Required action: Search for the word "Consumed" in the entries. Each line that holds it should be copied.

Records supplied:
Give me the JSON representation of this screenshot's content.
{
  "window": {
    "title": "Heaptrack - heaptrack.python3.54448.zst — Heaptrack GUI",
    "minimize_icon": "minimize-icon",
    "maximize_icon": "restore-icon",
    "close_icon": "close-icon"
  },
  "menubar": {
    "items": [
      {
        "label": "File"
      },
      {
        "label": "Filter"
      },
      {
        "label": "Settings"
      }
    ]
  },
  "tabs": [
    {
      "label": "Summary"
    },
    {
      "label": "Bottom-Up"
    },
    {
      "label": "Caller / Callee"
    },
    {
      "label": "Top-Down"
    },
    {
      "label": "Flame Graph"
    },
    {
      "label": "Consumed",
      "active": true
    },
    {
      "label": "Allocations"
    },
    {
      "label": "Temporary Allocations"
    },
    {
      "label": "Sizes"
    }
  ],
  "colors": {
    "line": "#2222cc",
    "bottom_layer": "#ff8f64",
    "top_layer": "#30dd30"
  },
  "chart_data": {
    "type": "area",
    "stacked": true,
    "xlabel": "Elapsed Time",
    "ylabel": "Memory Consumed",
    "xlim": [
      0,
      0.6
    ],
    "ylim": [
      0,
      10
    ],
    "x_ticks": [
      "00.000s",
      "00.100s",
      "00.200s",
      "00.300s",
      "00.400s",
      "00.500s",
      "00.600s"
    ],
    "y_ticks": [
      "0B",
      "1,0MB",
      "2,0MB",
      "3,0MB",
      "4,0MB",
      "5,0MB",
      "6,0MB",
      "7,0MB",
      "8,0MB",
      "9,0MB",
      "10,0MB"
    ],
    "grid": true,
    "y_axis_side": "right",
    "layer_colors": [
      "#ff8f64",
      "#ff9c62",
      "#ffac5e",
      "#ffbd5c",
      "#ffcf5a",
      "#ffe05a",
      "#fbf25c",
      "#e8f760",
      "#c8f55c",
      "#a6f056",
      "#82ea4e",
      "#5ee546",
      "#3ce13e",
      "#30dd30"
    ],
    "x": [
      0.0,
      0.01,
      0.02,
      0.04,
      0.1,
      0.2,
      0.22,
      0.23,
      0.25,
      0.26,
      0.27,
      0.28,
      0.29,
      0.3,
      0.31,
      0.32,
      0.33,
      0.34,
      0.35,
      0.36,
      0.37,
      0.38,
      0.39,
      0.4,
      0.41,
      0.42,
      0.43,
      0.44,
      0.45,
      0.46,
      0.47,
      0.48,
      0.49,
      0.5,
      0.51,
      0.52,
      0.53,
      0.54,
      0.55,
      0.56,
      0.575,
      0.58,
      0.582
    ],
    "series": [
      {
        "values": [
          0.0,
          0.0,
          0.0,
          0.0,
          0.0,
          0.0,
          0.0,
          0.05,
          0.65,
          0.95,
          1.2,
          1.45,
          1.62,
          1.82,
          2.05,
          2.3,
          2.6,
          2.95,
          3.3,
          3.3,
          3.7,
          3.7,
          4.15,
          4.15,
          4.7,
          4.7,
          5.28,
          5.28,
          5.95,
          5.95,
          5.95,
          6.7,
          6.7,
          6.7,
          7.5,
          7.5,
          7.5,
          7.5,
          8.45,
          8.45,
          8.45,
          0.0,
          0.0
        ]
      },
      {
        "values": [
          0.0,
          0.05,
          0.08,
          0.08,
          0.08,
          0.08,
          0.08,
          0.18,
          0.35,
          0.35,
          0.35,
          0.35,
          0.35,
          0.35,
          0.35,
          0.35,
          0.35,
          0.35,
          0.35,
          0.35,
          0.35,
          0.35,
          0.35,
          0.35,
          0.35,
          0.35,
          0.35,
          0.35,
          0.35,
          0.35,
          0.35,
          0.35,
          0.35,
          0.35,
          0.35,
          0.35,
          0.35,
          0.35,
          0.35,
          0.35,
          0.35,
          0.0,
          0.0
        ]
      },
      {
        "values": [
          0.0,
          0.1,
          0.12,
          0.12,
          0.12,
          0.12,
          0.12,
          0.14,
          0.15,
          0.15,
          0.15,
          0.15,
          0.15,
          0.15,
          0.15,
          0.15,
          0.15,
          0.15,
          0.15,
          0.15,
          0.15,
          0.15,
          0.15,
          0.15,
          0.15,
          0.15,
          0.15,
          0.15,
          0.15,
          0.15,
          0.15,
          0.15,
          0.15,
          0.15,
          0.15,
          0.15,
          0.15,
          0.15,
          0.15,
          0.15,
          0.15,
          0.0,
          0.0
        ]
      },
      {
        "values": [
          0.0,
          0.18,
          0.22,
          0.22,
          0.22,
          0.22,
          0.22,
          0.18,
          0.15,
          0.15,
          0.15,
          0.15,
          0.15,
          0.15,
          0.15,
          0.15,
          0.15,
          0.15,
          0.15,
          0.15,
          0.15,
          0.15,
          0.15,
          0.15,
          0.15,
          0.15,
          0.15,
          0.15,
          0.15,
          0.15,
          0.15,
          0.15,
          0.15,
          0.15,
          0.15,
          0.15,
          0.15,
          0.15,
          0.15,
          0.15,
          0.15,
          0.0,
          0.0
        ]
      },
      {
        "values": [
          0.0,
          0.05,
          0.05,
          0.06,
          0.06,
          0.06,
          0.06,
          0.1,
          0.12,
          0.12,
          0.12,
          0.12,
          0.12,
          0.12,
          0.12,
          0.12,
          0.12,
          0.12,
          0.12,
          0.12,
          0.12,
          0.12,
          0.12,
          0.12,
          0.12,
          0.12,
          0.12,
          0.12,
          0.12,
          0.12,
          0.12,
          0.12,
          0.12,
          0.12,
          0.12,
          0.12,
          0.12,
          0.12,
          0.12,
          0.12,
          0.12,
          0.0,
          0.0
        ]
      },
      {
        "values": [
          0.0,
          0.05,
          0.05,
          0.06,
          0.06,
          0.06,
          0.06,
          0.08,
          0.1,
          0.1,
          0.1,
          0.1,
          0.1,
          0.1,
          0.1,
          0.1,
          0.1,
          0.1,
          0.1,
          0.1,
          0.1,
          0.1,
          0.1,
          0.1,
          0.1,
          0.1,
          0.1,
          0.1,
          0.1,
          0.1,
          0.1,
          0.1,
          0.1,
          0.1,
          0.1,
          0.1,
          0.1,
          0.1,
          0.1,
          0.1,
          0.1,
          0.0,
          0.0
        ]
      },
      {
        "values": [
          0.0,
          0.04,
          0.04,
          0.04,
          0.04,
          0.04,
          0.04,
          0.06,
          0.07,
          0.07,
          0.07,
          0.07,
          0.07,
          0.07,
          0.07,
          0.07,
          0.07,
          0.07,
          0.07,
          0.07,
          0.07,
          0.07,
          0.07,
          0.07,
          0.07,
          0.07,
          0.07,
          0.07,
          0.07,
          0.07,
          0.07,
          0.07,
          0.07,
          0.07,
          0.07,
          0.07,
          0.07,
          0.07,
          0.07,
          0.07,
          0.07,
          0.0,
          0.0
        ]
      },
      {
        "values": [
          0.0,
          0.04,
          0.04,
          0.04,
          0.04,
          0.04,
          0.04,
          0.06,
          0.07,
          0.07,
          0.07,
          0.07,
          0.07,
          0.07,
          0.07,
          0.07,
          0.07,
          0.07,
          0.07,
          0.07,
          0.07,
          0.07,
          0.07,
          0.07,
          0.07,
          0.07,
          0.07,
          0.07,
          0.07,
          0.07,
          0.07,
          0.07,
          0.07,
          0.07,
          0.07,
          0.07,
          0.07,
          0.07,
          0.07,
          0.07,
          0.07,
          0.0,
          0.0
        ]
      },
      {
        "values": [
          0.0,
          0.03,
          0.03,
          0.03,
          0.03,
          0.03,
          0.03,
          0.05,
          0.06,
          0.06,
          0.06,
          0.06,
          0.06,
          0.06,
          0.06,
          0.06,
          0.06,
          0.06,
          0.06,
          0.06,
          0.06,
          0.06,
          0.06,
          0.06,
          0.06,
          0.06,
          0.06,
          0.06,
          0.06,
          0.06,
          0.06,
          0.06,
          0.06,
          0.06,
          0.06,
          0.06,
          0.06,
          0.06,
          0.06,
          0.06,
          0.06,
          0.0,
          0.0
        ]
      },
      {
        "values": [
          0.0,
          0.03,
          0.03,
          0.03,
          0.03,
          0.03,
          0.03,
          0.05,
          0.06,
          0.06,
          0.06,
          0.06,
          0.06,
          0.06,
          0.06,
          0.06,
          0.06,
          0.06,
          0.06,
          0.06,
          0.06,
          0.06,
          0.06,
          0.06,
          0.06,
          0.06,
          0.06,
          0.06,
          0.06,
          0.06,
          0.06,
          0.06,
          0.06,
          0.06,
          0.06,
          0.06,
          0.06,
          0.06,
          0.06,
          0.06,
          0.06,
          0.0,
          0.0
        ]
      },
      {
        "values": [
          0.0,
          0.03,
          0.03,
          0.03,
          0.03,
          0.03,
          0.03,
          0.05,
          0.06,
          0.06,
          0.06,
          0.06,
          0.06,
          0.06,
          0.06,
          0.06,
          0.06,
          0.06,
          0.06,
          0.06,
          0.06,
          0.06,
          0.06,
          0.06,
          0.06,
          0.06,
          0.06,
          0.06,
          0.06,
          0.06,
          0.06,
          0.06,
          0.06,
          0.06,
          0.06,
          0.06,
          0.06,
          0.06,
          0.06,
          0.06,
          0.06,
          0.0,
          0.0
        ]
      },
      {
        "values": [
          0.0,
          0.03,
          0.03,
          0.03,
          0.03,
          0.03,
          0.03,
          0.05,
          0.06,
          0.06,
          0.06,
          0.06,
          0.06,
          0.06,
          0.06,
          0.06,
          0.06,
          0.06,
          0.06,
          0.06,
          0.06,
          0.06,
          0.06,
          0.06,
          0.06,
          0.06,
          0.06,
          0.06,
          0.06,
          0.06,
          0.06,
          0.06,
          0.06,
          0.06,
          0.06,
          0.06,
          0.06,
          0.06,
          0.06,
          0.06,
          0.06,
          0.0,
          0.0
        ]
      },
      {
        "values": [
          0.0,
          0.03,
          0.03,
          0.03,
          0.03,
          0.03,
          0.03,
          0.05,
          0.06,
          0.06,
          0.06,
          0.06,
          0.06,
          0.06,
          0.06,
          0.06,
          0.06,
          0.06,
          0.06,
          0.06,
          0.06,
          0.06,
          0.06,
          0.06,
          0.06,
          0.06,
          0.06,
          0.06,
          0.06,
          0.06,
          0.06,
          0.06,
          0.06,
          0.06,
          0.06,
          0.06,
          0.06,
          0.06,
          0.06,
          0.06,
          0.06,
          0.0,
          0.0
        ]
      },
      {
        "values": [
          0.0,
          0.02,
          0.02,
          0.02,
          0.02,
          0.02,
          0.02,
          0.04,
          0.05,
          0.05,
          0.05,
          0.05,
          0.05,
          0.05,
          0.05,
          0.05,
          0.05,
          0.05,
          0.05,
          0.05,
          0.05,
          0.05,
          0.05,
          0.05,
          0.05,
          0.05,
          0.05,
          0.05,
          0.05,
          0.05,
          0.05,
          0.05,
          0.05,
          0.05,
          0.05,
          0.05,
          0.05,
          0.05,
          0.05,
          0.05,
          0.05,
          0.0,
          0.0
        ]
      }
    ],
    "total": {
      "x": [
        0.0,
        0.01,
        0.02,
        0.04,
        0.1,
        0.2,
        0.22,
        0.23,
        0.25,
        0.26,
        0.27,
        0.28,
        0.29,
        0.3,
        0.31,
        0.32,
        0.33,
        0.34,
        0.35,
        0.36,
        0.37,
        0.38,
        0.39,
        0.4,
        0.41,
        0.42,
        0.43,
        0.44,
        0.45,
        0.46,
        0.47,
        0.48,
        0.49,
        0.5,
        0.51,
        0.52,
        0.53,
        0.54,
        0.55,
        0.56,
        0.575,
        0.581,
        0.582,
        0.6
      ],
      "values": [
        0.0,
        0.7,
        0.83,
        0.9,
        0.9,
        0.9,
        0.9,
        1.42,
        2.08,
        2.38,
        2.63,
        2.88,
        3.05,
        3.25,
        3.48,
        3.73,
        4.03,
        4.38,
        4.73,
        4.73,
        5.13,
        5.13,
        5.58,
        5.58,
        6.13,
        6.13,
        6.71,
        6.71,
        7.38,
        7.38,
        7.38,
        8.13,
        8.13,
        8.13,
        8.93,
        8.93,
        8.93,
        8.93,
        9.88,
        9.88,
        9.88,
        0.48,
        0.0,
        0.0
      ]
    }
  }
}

Solved problem:
      "label": "Consumed",
    "ylabel": "Memory Consumed",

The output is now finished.